Brain-writing on Leadership LO6560

William J. Hobler, Jr. (
Wed, 10 Apr 1996 05:17:24 -0400

Replying to LO6524 --

Rose Wentz wrote
>I want to know how does one help to create leaders in an organization. ...
> I believe people can be taught skills that will support the
>development of these traits.

Concur in spades! Leadership is not written in your genes. It certainly
is fostered by your early experiences at home. Parents expect their
children to be leaders or followers. Yes, it is sad that some parents
lower their children's self expectations.

But there are organizations that have time and again taken the best and
worst prepared young men and women and brought out the leadership that
lurked under the surface. Truly prominent examples are our military boot
camps and our service academies.

What do they teach? First a respect for self. Even if it is a
determination that that @%$#&%%*! drill instructor won't get to me ever
again! The attitude is that 'I can do it.' This is independence, a
confidence in their own capabilities.

The second subject is a knowledge of the interdependence of the group. The
team is dependent on the capabilities of each person for success. We
compete by cooperation with each other. This lesson encompasses a whole
collection of others. Each member of the team deserves respect, the
competition deserves respect, any member of the team may take the lead as
circumstances require, you are responsible for knowing your roles and
responsibilities -- and doing them.

Making it concrete and practical? First, from day one expect your people
to take the lead. Job interviews should have a leadership facet. What
teams have you lead? What do you think are your capabilities as a leader?

As soon as possible place the newly hired people in leadership positions
and coach them to success. Watching a young wo(man) bring in a successful
project and get credit for it is a rush of the first order.

And, of course you can either develop or contract for leadership training.
If you get the impression that developing or contracting for leadership
training is of lower priority, in my mind, you are right.

That is not to say that such training is not effective. It is to say that
to train as described above (learning by doing) is much more effective. It
is also much harder to get done because of the implied risk of putting a
relatively unknown person in a leadership position. You must have
confidence in your own leadership and coaching ability. Confidence that
you can coach the person to success.

I do recommend that you research the military's methods of developing
leaders. They do have some excellent classroom training, as well as the
learn by doing methods. My caution is that you consider the classroom
work in context of the whole atmosphere that encourages leadership.

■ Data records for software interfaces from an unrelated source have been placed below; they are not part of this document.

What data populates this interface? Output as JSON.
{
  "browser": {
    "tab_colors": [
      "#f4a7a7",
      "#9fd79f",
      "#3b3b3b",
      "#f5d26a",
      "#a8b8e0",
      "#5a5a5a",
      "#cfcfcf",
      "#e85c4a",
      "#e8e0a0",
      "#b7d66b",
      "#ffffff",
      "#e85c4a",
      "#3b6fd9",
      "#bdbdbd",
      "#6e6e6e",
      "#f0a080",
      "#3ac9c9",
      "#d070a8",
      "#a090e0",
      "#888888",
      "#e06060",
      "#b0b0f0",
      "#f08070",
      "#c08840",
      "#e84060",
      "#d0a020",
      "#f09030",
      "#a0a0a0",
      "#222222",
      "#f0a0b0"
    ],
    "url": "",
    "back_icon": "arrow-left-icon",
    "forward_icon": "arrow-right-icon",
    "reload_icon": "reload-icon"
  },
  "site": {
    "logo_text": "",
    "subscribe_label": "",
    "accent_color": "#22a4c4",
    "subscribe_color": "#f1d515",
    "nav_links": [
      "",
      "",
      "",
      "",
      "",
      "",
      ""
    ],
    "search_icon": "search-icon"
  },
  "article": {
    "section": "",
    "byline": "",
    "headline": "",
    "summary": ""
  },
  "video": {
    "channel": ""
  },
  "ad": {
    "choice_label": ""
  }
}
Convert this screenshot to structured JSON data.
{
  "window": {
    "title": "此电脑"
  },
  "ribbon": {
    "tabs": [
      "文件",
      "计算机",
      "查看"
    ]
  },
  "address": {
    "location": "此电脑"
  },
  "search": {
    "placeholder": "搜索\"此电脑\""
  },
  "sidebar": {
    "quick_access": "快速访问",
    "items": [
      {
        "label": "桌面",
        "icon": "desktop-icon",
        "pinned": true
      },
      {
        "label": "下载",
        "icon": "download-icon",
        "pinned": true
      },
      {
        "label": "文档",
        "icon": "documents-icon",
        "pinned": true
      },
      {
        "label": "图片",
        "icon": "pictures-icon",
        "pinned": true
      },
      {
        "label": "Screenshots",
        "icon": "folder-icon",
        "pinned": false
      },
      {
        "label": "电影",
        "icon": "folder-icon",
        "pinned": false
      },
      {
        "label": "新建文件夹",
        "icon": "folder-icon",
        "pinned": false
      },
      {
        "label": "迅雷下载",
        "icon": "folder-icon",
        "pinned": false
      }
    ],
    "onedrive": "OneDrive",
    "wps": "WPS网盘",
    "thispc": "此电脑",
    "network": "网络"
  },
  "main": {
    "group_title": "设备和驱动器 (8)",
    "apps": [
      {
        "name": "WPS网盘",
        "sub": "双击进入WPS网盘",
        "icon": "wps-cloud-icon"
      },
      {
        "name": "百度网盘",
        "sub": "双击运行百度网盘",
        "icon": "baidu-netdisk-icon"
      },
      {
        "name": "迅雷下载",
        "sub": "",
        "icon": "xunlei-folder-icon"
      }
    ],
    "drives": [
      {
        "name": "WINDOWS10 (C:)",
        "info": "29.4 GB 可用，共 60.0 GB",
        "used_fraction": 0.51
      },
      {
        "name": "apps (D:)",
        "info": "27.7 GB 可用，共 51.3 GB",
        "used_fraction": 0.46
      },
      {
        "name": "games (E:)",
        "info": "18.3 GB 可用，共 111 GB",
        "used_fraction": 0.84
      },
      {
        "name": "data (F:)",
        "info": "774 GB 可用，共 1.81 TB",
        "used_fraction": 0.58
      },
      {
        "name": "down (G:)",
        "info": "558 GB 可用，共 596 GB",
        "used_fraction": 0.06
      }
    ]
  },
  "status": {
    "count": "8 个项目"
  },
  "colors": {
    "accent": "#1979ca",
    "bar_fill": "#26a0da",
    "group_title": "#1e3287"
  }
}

Just The job is not done until we are humbled
Bill by what we accomplished together.


"William J. Hobler, Jr." <>

Learning-org -- An Internet Dialog on Learning Organizations For info: <> -or- <>